The American Institute of CPAs (AICPA) today released its annual Top Technology Initiatives Survey for 2012, based on the responses of 2,259 AICPA members.
The technology the CPAs believe will have the most impact on their organizations this year is information security; last year it was the ıcontrol and use of mobile devices.ı
That makes sense. You need robust security when your employees can use mobile devices to log onto corporate networks to access data and store it on their laptops, tablets, and smart phones so they can work wherever and whenever they want, even if that means at a Starbucks where there are bad guys sucking down lattıs and watching their key strokes to hack their devices and auction off your companyıs financials to the highest bidder.
And this is not to say that the survey respondents think 2011 saw the problem of controlling mobile devices licked; itıs now third on the list, ahead of ıbusiness process improvement with technologyı and behind ıremote access.ı
So far, so ho-hum. You need security; youıre stuck with mobile devices. But whatıs unsettling is that when asked about their organizationsı technology priorities for 2012, and how well they thought their companies were dealing with them, only 34% felt confident that ıemerging technologiesı were being properly ıleveraged.ı Respondents were far more confident that the IT environment was locked down (62%); that data was being managed effectively (61%), and that risk and compliance were being handled quite well, thank you very much (65%). But new technologies? Not so much.

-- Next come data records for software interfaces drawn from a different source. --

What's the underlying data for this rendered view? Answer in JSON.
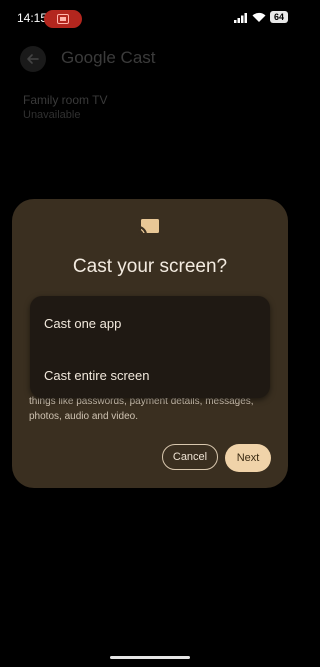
{
  "status_bar": {
    "time": "14:15",
    "battery": "64",
    "icons": [
      "screen-record-icon",
      "wifi-icon",
      "signal-icon",
      "battery-icon"
    ]
  },
  "background_app": {
    "title": "Google Cast",
    "device_name": "Family room TV",
    "device_status": "Unavailable"
  },
  "dialog": {
    "icon": "cast-icon",
    "title": "Cast your screen?",
    "description_visible": "things like passwords, payment details, messages, photos, audio and video.",
    "options": [
      "Cast one app",
      "Cast entire screen"
    ],
    "cancel_label": "Cancel",
    "next_label": "Next"
  },
  "colors": {
    "dialog_bg": "#3a2f20",
    "dropdown_bg": "#1f1913",
    "primary_button": "#f0d3a9",
    "record_pill": "#b3261e"
  }
}
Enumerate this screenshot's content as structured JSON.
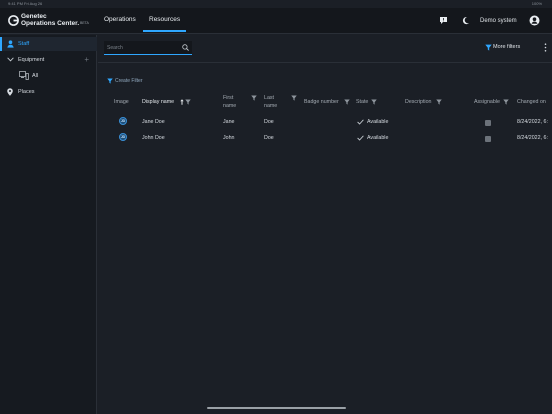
{
  "status_bar": {
    "left": "9:41 PM   Fri Aug 26",
    "right": "100%"
  },
  "app": {
    "logo_line1": "Genetec",
    "logo_line2": "Operations Center.",
    "logo_badge": "BETA"
  },
  "nav": {
    "tabs": [
      {
        "label": "Operations"
      },
      {
        "label": "Resources",
        "active": true
      }
    ]
  },
  "header": {
    "user_label": "Demo system",
    "icons": [
      "feedback-icon",
      "dark-mode-icon",
      "user-icon"
    ]
  },
  "sidebar": {
    "items": [
      {
        "label": "Staff",
        "icon": "person-icon",
        "active": true
      },
      {
        "label": "Equipment",
        "icon": "chevron-down-icon",
        "expanded": true
      },
      {
        "label": "All",
        "icon": "equipment-icon",
        "child": true
      },
      {
        "label": "Places",
        "icon": "pin-icon"
      }
    ]
  },
  "toolbar": {
    "search_placeholder": "Search",
    "more_filters": "More filters"
  },
  "create_filter": "Create Filter",
  "table": {
    "headers": {
      "image": "Image",
      "display_name": "Display name",
      "first_name_1": "First",
      "first_name_2": "name",
      "last_name_1": "Last",
      "last_name_2": "name",
      "badge_number": "Badge number",
      "state": "State",
      "description": "Description",
      "assignable": "Assignable",
      "changed_on": "Changed on"
    },
    "rows": [
      {
        "initials": "JD",
        "display_name": "Jane Doe",
        "first_name": "Jane",
        "last_name": "Doe",
        "badge_number": "",
        "state": "Available",
        "description": "",
        "assignable": true,
        "changed_on": "8/24/2022, 6:"
      },
      {
        "initials": "JD",
        "display_name": "John Doe",
        "first_name": "John",
        "last_name": "Doe",
        "badge_number": "",
        "state": "Available",
        "description": "",
        "assignable": true,
        "changed_on": "8/24/2022, 6:"
      }
    ]
  },
  "colors": {
    "accent": "#2fa7ff",
    "background": "#1b1f26",
    "topbar": "#14171c",
    "sidebar": "#161a20"
  }
}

The problem, of course, is that this makes no sense. You canıt secure the IT environment, or manage data and risk without taking advantage of emerging technologies. In IT, things move fast. It wasnıt so long ago ı no more than two years, Iıd say, three at the most ı that businesspeople were still making jokes about Facebook. ıThose darn kids,ı about summed it up. Now every business has a Facebook page; marketing departments have ever-growing social media budgets; there are analysts on the payroll to parse social media sentiment, and the security folk are tearing their hair out about the dangers of downloading apps on mobile devices that access corporate information. So you need emerging technologies to manage all that new technology. Old technologies, such as firewalls, donıt protect anything if your data ı essentially, your entire business ı resides outside the enterpriseıs physical walls.
Information needs to be encrypted so that when itıs stolen (and it will be stolen) it will be useless to the thief. Businesses need to be able to disable mobile devices remotely. They need to be able to find them when theyıre lost, or wipe them clean if they canıt be found. When theyıre stolen, access to the network needs to be denied. These tasks canıt be accomplished with old technologies. So if, as the AICPA members believe, information security will be the technology with the greatest impact in 2012, their organizations better get busy, and get better, at emerging technologies.
The one thing one can say with absolute certainty about technology is that it changes fast. Now most people donıt like change and will go to almost any lengths to avoid it.
Today, thatıs not a viable option.